So he was actually making a fairly narrow argument. Even so, as the Court pointed out, the statute doesn't suggest even that narrow relief. It doesn't say anything about being deemed to have been admitted. It just says, "Your deemed to be in lawful status," -- considered to be in lawful status.
The second point is that, as I mentioned before in terms of relief for some people although not for Sanchez, the TPS does not -- rather, adjustment of status does not strictly require that you have been admitted. You have to been either admitted or paroled. And parole is something that happens, for instance -- and it happened to Sanchez. He was -- he went back to El Salvador. There was a death in his family or something and he went to USCIS and said, "Hey, I really need to go back to El Salvador." And so they gave him something called Advanced Parole which was a stamp in his travel document that said let him back into the country even though he's not eligible for a visa, right now.
Unfortunately for him, in his case that parole didn't help because there is a separate provision that is a bar to adjustment of status for people who have worked illegally in the country. And if you have worked illegally, you don't get to apply for adjustment of status unless you were admitted. Parole does not do the trick. But for somebody who never worked illegally in the country, even though he or she was present illegally in the country, that parole -- that subsequent parole -- you took a trip back to your home country because there was a death in your family. Advance parole is fairly common for people who are living here in a legal non-immigrant status and who, for some reason, can't just leave and come back would lose their status.
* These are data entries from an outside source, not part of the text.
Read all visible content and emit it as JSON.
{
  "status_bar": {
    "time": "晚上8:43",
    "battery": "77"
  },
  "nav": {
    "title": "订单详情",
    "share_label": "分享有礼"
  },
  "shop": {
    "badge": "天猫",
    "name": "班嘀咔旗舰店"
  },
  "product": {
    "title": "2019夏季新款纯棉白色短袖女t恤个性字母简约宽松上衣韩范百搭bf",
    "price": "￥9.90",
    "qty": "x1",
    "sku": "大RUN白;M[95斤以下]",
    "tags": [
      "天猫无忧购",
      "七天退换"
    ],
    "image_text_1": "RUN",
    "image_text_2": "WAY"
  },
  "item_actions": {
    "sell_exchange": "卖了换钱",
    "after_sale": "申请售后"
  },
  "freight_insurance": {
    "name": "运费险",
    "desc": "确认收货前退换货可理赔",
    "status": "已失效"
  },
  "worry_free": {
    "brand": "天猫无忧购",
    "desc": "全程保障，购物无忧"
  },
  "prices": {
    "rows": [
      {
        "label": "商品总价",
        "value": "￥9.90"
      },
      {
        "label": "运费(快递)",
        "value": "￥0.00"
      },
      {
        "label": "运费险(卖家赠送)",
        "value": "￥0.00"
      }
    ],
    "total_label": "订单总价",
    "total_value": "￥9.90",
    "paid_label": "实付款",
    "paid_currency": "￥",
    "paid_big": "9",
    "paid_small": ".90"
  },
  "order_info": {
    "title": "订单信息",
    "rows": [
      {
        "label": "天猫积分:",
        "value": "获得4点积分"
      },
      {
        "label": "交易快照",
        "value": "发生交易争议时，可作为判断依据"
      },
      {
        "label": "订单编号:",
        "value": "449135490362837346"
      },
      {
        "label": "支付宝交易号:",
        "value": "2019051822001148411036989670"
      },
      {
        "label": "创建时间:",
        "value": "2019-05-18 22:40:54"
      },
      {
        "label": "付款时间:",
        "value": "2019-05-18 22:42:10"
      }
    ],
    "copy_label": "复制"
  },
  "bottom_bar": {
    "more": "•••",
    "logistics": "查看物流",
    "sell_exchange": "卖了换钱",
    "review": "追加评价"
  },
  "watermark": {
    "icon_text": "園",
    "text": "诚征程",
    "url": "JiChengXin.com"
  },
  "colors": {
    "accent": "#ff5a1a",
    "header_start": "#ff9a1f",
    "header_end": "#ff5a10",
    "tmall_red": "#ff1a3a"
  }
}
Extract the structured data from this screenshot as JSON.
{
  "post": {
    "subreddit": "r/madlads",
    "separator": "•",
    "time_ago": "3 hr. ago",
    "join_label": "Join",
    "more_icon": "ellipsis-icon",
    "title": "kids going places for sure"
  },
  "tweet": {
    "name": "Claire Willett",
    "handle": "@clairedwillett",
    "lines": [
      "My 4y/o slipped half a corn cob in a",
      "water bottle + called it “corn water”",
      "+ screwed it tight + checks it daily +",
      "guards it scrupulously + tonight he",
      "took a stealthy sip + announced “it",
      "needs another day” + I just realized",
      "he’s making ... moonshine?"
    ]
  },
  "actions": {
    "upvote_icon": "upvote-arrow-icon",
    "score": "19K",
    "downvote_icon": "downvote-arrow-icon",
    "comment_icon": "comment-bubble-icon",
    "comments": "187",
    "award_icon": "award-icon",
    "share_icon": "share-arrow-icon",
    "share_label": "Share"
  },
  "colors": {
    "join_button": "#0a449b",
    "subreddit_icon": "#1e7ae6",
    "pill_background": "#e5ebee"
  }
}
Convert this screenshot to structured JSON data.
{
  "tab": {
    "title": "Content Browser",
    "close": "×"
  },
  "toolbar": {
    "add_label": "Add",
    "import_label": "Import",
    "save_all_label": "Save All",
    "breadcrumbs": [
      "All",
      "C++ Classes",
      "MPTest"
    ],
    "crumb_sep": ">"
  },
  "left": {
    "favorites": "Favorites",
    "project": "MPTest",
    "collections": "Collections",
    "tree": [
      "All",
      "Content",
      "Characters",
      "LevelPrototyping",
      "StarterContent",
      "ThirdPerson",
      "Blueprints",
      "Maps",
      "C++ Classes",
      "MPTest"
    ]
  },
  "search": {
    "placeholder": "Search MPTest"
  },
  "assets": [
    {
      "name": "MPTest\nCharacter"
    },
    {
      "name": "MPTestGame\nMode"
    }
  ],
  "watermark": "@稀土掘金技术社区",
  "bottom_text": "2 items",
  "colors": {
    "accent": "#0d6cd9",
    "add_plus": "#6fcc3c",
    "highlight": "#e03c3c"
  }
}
Advance parole will -- and that case is currently pending because the Trump administration announced that it was going to stop treating Advance Parole that way. It was going to say that if you got Advance Parole, it wasn't a parole for the purpose of making you eligible for adjustment of status. And there's a separate lawsuit going on about that. And the Supreme Court specifically said, Kagan's opinion -- Justice Kagan's opinion specifically said, "We don't address that issue. We don't address the issue of whether parole is sufficient to solve this problem." But, in his case, he did not rely on his parole because he still would have been barred because he worked illegally.
So if there are no further questions -- if there are no questions from the audience, I guess, that means not only was Justice Kagan really clear, but so was I. And I thank you.
Evelyn Hildebrand: I think that is what that means, yes. There are no questions at this time. So I will offer to you the thanks of The Federalist Society for your valuable time and expertise. And I want to thank our audience for participating and listening to Mr. Rees's remarks. We welcome listener feedback by email at email@example.com. As always, keep an eye on our website and your e-mails for announcements about upcoming Teleforum calls and virtual events. Thank you all for joining us today. We are adjourned.
Dean Reuter: Thank you for listening to this episode of Teleforum, a podcast of The Federalist Society’s practice groups. For more information about The Federalist Society, the practice groups, and to become a Federalist Society member, please visit our website at fedsoc.org.